** Opening Records shown block **
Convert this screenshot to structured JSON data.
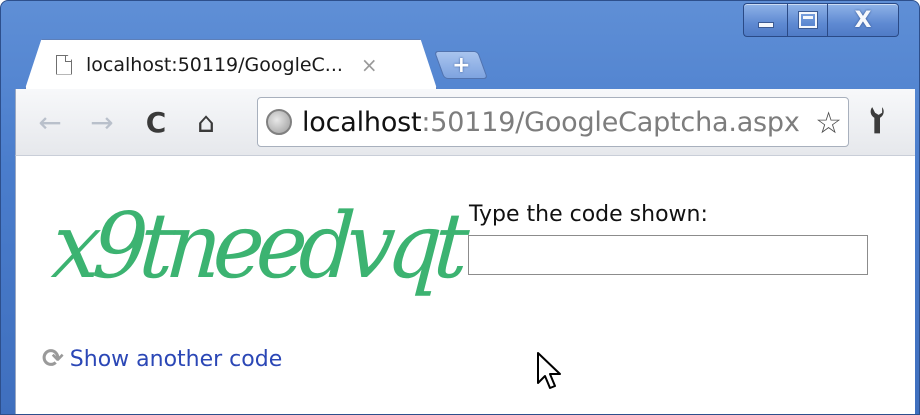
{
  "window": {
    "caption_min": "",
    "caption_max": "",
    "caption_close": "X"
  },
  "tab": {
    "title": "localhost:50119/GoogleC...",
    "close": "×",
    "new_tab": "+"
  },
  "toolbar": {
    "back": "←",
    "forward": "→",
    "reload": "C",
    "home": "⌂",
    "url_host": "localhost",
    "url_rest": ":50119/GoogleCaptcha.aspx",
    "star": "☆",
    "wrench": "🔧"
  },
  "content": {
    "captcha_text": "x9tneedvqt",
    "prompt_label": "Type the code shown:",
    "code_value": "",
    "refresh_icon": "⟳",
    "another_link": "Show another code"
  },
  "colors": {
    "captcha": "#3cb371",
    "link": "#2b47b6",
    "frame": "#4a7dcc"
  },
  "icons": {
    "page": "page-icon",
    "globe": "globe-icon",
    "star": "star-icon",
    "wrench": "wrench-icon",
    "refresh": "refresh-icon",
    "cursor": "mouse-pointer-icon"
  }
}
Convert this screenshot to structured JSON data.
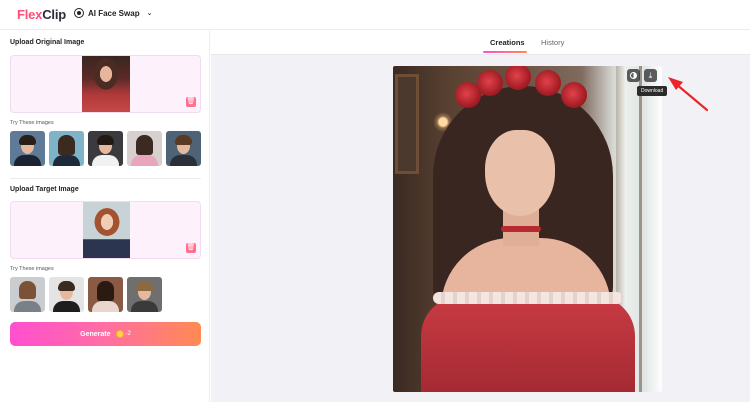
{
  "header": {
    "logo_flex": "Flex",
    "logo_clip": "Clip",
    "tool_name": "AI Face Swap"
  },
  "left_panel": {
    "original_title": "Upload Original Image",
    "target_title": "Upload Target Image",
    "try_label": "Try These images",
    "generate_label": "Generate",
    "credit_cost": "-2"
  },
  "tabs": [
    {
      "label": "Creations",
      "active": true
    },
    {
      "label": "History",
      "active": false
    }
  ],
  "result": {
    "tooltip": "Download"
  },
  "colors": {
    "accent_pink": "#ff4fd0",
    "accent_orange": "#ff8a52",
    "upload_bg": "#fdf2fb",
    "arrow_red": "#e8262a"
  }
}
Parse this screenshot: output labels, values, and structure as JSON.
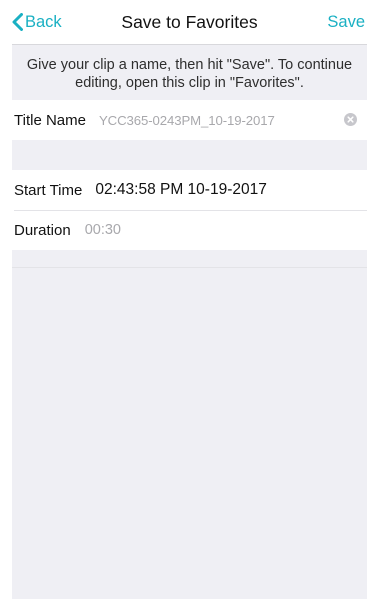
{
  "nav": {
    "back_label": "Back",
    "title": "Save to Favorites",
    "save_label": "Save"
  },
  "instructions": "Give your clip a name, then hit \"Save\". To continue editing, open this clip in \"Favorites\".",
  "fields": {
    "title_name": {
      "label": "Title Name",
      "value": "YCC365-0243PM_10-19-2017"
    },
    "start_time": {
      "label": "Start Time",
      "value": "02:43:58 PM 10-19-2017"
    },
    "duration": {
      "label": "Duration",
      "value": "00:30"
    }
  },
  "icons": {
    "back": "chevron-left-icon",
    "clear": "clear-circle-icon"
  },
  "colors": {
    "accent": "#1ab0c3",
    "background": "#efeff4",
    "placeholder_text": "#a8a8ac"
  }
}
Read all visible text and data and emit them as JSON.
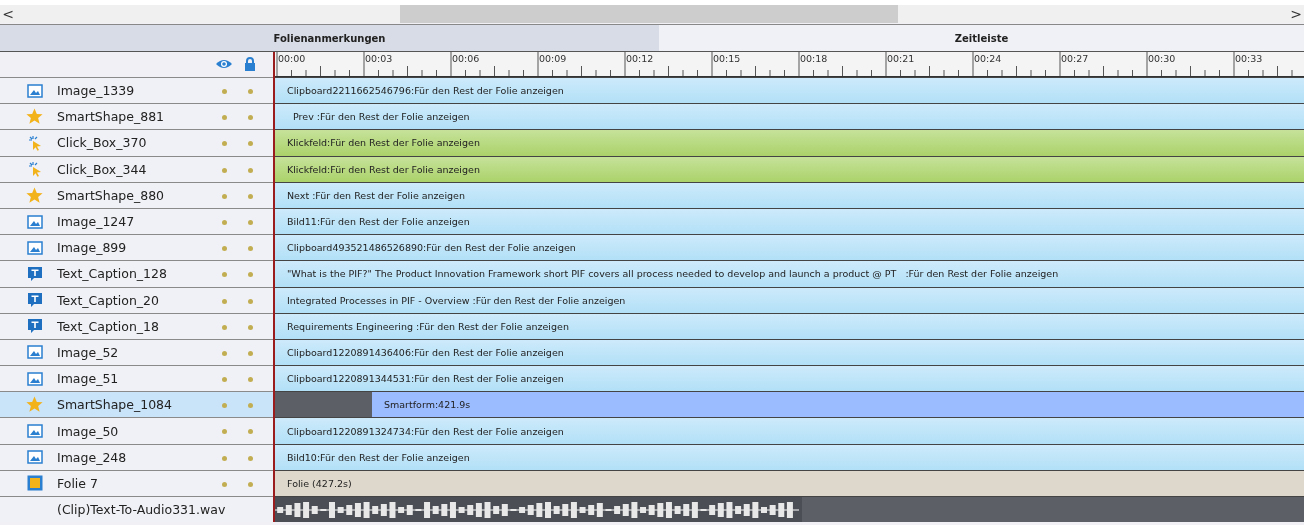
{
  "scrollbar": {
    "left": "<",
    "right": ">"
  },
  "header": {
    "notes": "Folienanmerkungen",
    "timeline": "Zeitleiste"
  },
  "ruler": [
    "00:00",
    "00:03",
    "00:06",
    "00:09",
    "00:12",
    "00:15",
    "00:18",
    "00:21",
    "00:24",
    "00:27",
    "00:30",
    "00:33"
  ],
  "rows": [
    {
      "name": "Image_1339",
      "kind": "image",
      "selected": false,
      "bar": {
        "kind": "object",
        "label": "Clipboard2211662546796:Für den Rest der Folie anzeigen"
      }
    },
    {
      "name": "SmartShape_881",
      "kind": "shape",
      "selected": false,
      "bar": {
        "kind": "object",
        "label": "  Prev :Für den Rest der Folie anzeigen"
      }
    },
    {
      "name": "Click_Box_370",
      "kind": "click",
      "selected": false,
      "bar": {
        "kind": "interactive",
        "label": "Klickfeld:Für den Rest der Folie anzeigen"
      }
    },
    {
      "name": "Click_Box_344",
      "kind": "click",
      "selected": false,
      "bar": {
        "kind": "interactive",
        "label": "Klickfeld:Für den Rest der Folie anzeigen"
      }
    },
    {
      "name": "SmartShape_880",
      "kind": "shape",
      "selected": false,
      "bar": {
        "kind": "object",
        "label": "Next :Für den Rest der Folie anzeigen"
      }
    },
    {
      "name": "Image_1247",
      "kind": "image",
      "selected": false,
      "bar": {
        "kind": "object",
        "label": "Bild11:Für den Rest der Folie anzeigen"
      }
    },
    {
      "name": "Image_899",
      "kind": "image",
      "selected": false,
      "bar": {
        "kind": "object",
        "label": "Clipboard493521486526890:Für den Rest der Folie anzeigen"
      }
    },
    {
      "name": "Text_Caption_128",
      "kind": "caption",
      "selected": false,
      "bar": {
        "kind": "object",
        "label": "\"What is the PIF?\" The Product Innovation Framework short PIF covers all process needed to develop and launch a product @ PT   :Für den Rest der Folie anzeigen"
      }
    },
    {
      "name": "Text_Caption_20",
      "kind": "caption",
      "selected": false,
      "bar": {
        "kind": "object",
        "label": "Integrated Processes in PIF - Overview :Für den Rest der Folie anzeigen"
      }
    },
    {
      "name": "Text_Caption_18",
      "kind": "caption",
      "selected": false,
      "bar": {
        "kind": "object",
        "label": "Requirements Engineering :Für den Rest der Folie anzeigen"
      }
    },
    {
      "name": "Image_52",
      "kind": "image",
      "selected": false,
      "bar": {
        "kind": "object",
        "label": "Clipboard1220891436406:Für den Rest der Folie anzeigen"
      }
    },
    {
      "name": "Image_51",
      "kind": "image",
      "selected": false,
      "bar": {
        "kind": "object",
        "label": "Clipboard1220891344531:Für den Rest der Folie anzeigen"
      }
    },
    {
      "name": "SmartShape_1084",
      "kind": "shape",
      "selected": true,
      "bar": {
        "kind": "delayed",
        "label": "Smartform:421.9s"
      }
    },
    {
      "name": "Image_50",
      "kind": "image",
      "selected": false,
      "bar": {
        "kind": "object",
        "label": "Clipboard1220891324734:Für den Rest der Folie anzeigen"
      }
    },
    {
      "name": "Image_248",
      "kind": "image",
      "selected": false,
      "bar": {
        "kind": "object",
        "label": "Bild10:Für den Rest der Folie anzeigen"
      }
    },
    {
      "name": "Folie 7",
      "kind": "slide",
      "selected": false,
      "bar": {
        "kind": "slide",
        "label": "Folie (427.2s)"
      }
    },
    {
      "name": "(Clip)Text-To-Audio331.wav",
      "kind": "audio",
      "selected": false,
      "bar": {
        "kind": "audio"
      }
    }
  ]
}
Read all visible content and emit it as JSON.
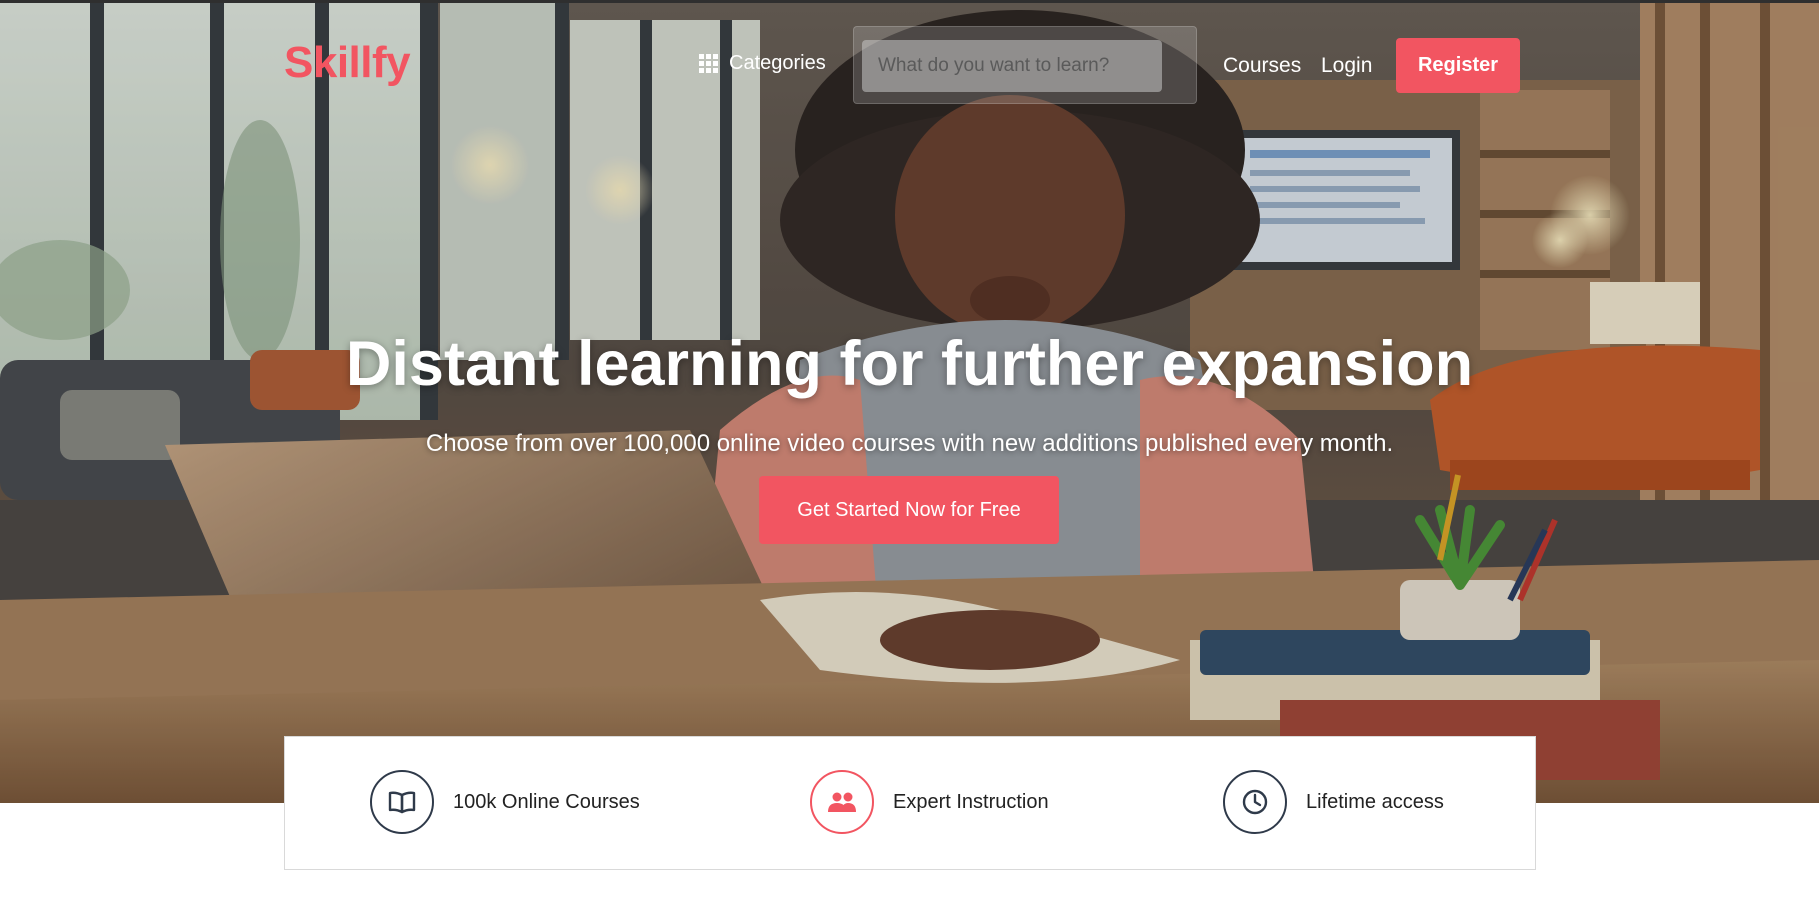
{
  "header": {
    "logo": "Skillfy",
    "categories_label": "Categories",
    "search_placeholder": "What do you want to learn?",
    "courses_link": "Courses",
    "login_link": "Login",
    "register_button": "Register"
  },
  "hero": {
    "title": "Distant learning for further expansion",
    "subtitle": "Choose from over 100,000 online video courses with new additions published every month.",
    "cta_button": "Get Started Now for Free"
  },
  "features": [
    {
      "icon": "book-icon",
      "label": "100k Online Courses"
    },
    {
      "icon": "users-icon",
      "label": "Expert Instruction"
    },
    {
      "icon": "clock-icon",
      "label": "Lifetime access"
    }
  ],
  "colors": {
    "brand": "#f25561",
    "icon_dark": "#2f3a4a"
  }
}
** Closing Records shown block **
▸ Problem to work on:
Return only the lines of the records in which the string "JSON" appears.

▸ Answer to this exercise:
Convert this screenshot to structured JSON data.
Convert this screenshot to structured JSON data.
Parse this screenshot: output labels, values, and structure as JSON.
Read all visible text and data and emit them as JSON.
Read all visible content and emit it as JSON.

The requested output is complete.